PROMPT: Each line of the material below is to be checked for "value"; the number of matching lines is the only output expected.

RECORDS FOR THIS TASK:
_____

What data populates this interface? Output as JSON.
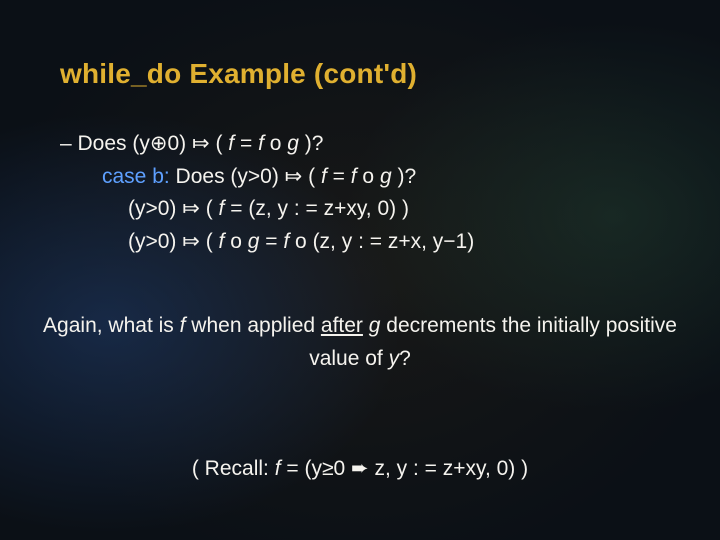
{
  "title": "while_do Example (cont'd)",
  "lines": {
    "l1_dash": "– ",
    "l1_a": "Does (y",
    "l1_sym1": "⊕",
    "l1_b": "0) ",
    "l1_sym2": "⤇",
    "l1_c": " ( ",
    "l1_f1": "f",
    "l1_d": " = ",
    "l1_f2": "f",
    "l1_e": " o ",
    "l1_g": "g",
    "l1_f": " )?",
    "l2_case": "case b: ",
    "l2_a": "Does (y>0) ",
    "l2_sym": "⤇",
    "l2_b": " ( ",
    "l2_f1": "f",
    "l2_c": " = ",
    "l2_f2": "f",
    "l2_d": " o ",
    "l2_g": "g",
    "l2_e": " )?",
    "l3_a": "(y>0) ",
    "l3_sym": "⤇",
    "l3_b": " ( ",
    "l3_f": "f",
    "l3_c": " = (z, y : = z+xy, 0) )",
    "l4_a": "(y>0) ",
    "l4_sym": "⤇",
    "l4_b": " ( ",
    "l4_f1": "f",
    "l4_c": " o ",
    "l4_g": "g",
    "l4_d": " = ",
    "l4_f2": "f",
    "l4_e": " o (z, y : = z+x, y−1)"
  },
  "question": {
    "a": "Again, what is ",
    "f": "f",
    "b": " when applied ",
    "after": "after",
    "c": " ",
    "g": "g",
    "d": " decrements the initially positive value of ",
    "y": "y",
    "e": "?"
  },
  "recall": {
    "a": "( Recall: ",
    "f": "f",
    "b": " = (y≥0 ",
    "sym": "➨",
    "c": " z, y : = z+xy, 0) )"
  }
}
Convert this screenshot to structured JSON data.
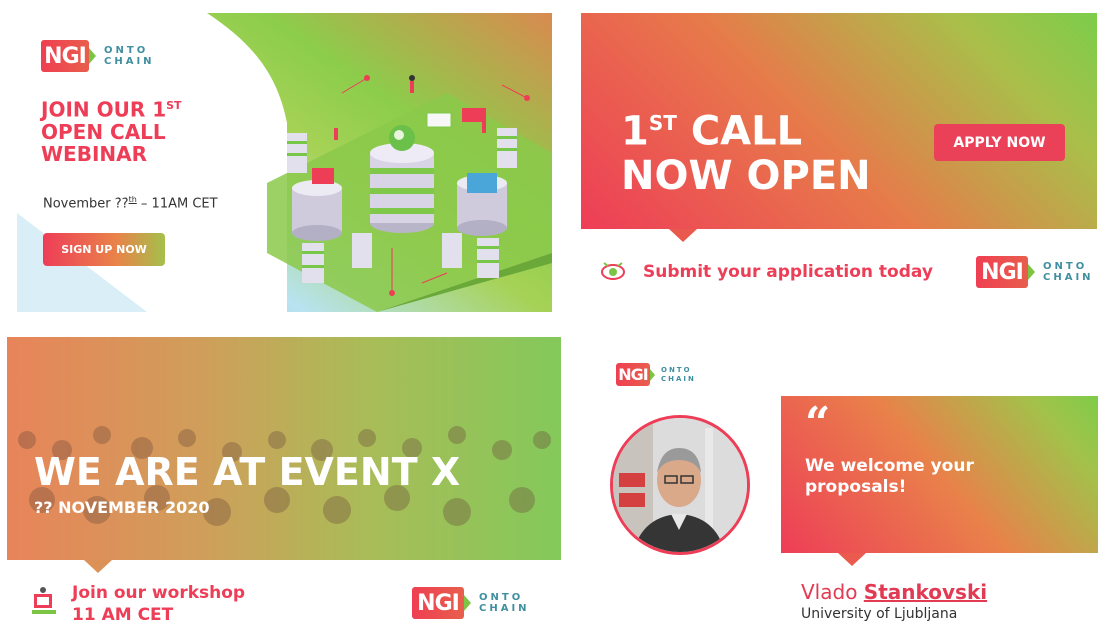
{
  "logo": {
    "box": "NGI",
    "line1": "ONTO",
    "line2": "CHAIN"
  },
  "card1": {
    "title_line1": "JOIN OUR 1",
    "title_sup": "ST",
    "title_line2": "OPEN CALL",
    "title_line3": "WEBINAR",
    "date_prefix": "November ??",
    "date_sup": "th",
    "date_suffix": " – 11AM CET",
    "button": "SIGN UP NOW"
  },
  "card2": {
    "title_a": "1",
    "title_sup": "ST",
    "title_b": " CALL",
    "title_line2": "NOW OPEN",
    "button": "APPLY NOW",
    "footer": "Submit your application today"
  },
  "card3": {
    "title": "WE ARE AT EVENT X",
    "subtitle": "?? NOVEMBER 2020",
    "footer_line1": "Join our workshop",
    "footer_line2": "11 AM CET"
  },
  "card4": {
    "quote_mark": "“",
    "quote_line1": "We welcome your",
    "quote_line2": "proposals!",
    "first_name": "Vlado",
    "last_name": "Stankovski",
    "affiliation": "University of Ljubljana"
  },
  "colors": {
    "brand_red": "#ee3d57",
    "brand_green": "#7cc544",
    "brand_teal": "#3f8fa0"
  }
}
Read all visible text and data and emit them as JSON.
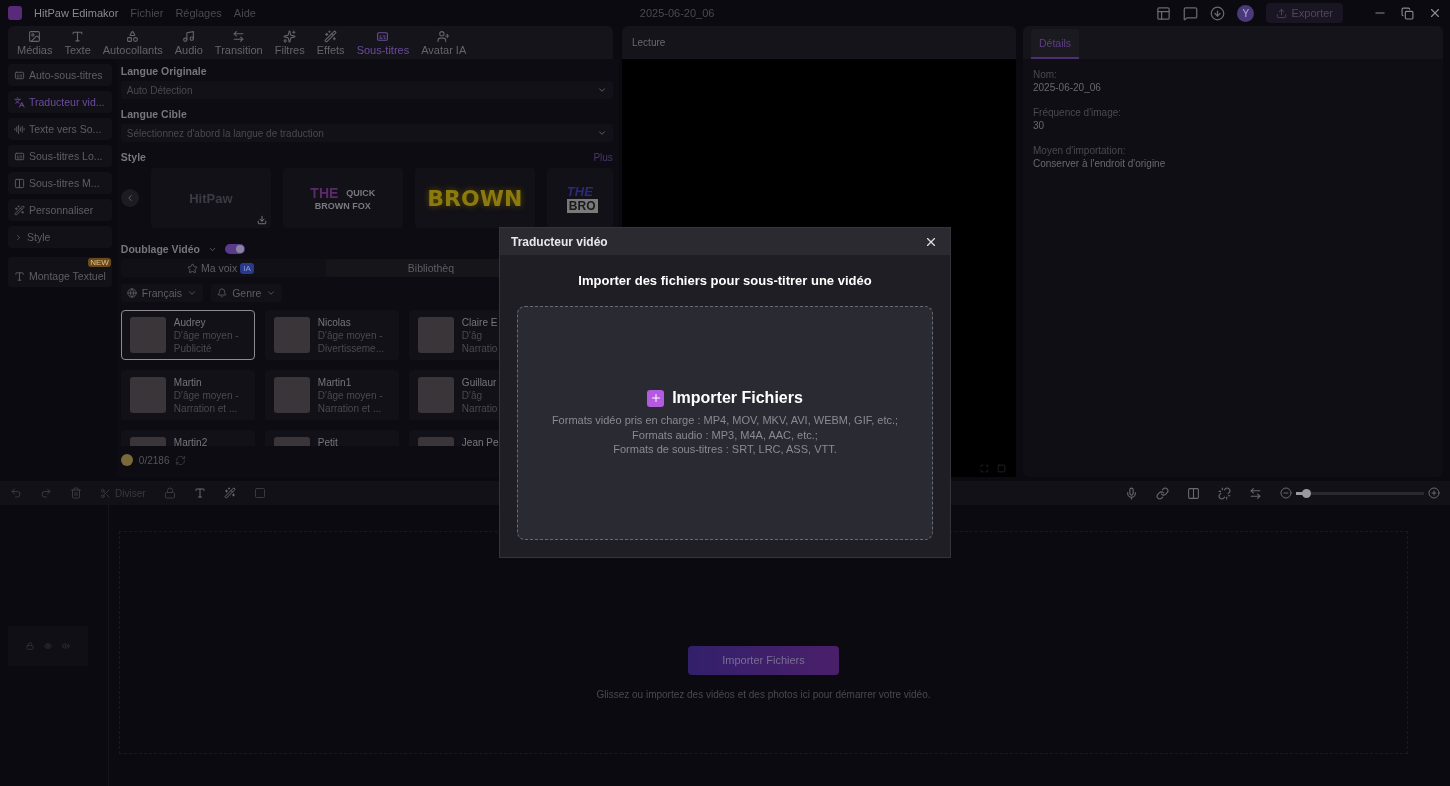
{
  "titlebar": {
    "app_name": "HitPaw Edimakor",
    "menus": [
      "Fichier",
      "Réglages",
      "Aide"
    ],
    "project": "2025-06-20_06",
    "avatar": "Y",
    "export": "Exporter"
  },
  "tabs": [
    {
      "label": "Médias",
      "selected": false
    },
    {
      "label": "Texte",
      "selected": false
    },
    {
      "label": "Autocollants",
      "selected": false
    },
    {
      "label": "Audio",
      "selected": false
    },
    {
      "label": "Transition",
      "selected": false
    },
    {
      "label": "Filtres",
      "selected": false
    },
    {
      "label": "Effets",
      "selected": false
    },
    {
      "label": "Sous-titres",
      "selected": true
    },
    {
      "label": "Avatar IA",
      "selected": false
    }
  ],
  "sidebar": [
    {
      "label": "Auto-sous-titres",
      "kind": "item",
      "selected": false
    },
    {
      "label": "Traducteur vid...",
      "kind": "item",
      "selected": true
    },
    {
      "label": "Texte vers So...",
      "kind": "item",
      "selected": false
    },
    {
      "label": "Sous-titres Lo...",
      "kind": "item",
      "selected": false
    },
    {
      "label": "Sous-titres M...",
      "kind": "item",
      "selected": false
    },
    {
      "label": "Personnaliser",
      "kind": "item",
      "selected": false
    },
    {
      "label": "Style",
      "kind": "group",
      "selected": false
    },
    {
      "label": "Montage Textuel",
      "kind": "item",
      "selected": false,
      "badge": "NEW"
    }
  ],
  "source_language": {
    "label": "Langue Originale",
    "value": "Auto Détection"
  },
  "target_language": {
    "label": "Langue Cible",
    "placeholder": "Sélectionnez d'abord la langue de traduction"
  },
  "style": {
    "label": "Style",
    "more": "Plus",
    "presets": [
      {
        "kind": "plain",
        "text": "HitPaw"
      },
      {
        "kind": "quick",
        "text": "THE",
        "text2": "QUICK",
        "text3": "BROWN FOX"
      },
      {
        "kind": "glow",
        "text": "BROWN"
      },
      {
        "kind": "comic",
        "text": "THE",
        "text2": "BRO"
      }
    ]
  },
  "dubbing": {
    "label": "Doublage Vidéo",
    "on": true,
    "tabs": [
      {
        "label": "Ma voix",
        "badge": "IA",
        "selected": true
      },
      {
        "label": "Bibliothèq",
        "selected": false
      }
    ],
    "filters": [
      "Français",
      "Genre"
    ],
    "voices": [
      {
        "name": "Audrey",
        "line1": "D'âge moyen -",
        "line2": "Publicité",
        "selected": true
      },
      {
        "name": "Nicolas",
        "line1": "D'âge moyen -",
        "line2": "Divertisseme...",
        "selected": false
      },
      {
        "name": "Claire E",
        "line1": "D'âg",
        "line2": "Narratio",
        "selected": false
      },
      {
        "name": "Martin",
        "line1": "D'âge moyen -",
        "line2": "Narration et ...",
        "selected": false
      },
      {
        "name": "Martin1",
        "line1": "D'âge moyen -",
        "line2": "Narration et ...",
        "selected": false
      },
      {
        "name": "Guillaur",
        "line1": "D'âg",
        "line2": "Narratio",
        "selected": false
      },
      {
        "name": "Martin2",
        "selected": false
      },
      {
        "name": "Petit",
        "selected": false
      },
      {
        "name": "Jean Pe",
        "selected": false
      }
    ],
    "credits": "0/2186"
  },
  "player": {
    "title": "Lecture"
  },
  "details": {
    "tab": "Détails",
    "fields": [
      {
        "label": "Nom:",
        "value": "2025-06-20_06"
      },
      {
        "label": "Fréquence d'image:",
        "value": "30"
      },
      {
        "label": "Moyen d'importation:",
        "value": "Conserver à l'endroit d'origine"
      }
    ]
  },
  "timeline": {
    "split": "Diviser",
    "zoom": {
      "level": 0.08
    },
    "import_button": "Importer Fichiers",
    "hint": "Glissez ou importez des vidéos et des photos ici pour démarrer votre vidéo."
  },
  "dialog": {
    "title": "Traducteur vidéo",
    "heading": "Importer des fichiers pour sous-titrer une vidéo",
    "import": "Importer Fichiers",
    "formats": [
      "Formats vidéo pris en charge : MP4, MOV, MKV, AVI, WEBM, GIF, etc.;",
      "Formats audio : MP3, M4A, AAC, etc.;",
      "Formats de sous-titres : SRT, LRC, ASS, VTT."
    ]
  }
}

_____

SOLUTION BELOW: 5